■ INSTRUCTIONS FOR THE TASK
I would like the number of lines in the data that contain the word "версии". Please give that number alone.

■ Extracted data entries

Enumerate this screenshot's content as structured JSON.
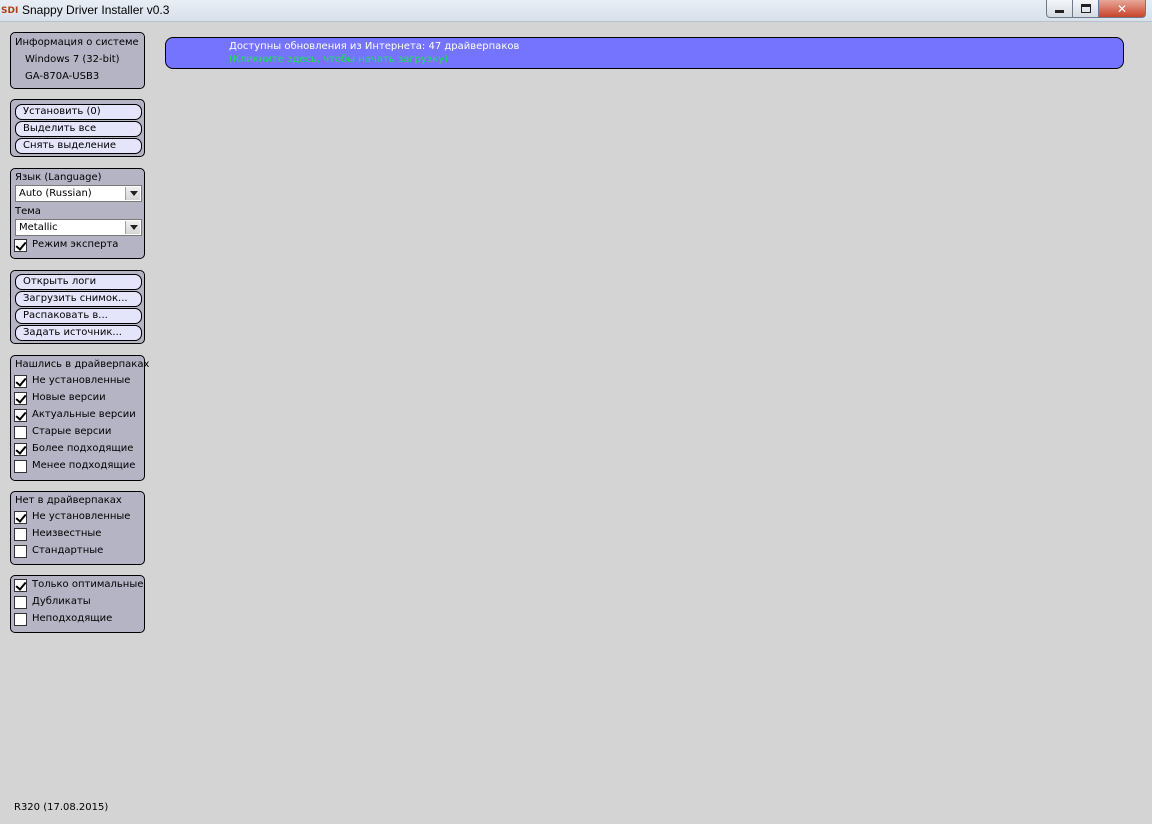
{
  "window": {
    "title": "Snappy Driver Installer v0.3",
    "app_icon": "sdi-app-icon",
    "icon_text": "SDI"
  },
  "system_info": {
    "title": "Информация о системе",
    "os": "Windows 7 (32-bit)",
    "board": "GA-870A-USB3"
  },
  "actions": {
    "install": "Установить (0)",
    "select_all": "Выделить все",
    "deselect": "Снять выделение"
  },
  "settings": {
    "language_label": "Язык (Language)",
    "language_value": "Auto (Russian)",
    "theme_label": "Тема",
    "theme_value": "Metallic",
    "expert_mode": {
      "label": "Режим эксперта",
      "checked": true
    }
  },
  "tools": {
    "open_logs": "Открыть логи",
    "load_snapshot": "Загрузить снимок...",
    "extract_to": "Распаковать в...",
    "set_source": "Задать источник..."
  },
  "found_in_packs": {
    "title": "Нашлись в драйверпаках",
    "items": [
      {
        "label": "Не установленные",
        "checked": true
      },
      {
        "label": "Новые версии",
        "checked": true
      },
      {
        "label": "Актуальные версии",
        "checked": true
      },
      {
        "label": "Старые версии",
        "checked": false
      },
      {
        "label": "Более подходящие",
        "checked": true
      },
      {
        "label": "Менее подходящие",
        "checked": false
      }
    ]
  },
  "not_in_packs": {
    "title": "Нет в драйверпаках",
    "items": [
      {
        "label": "Не установленные",
        "checked": true
      },
      {
        "label": "Неизвестные",
        "checked": false
      },
      {
        "label": "Стандартные",
        "checked": false
      }
    ]
  },
  "options": {
    "items": [
      {
        "label": "Только оптимальные",
        "checked": true
      },
      {
        "label": "Дубликаты",
        "checked": false
      },
      {
        "label": "Неподходящие",
        "checked": false
      }
    ]
  },
  "update_banner": {
    "line1": "Доступны обновления из Интернета: 47 драйверпаков",
    "line2": "(Кликните здесь, чтобы начать загрузку)",
    "color": "#7474ff",
    "link_color": "#22e05a"
  },
  "revision": "R320 (17.08.2015)"
}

■ EXPECTED ANSWER
3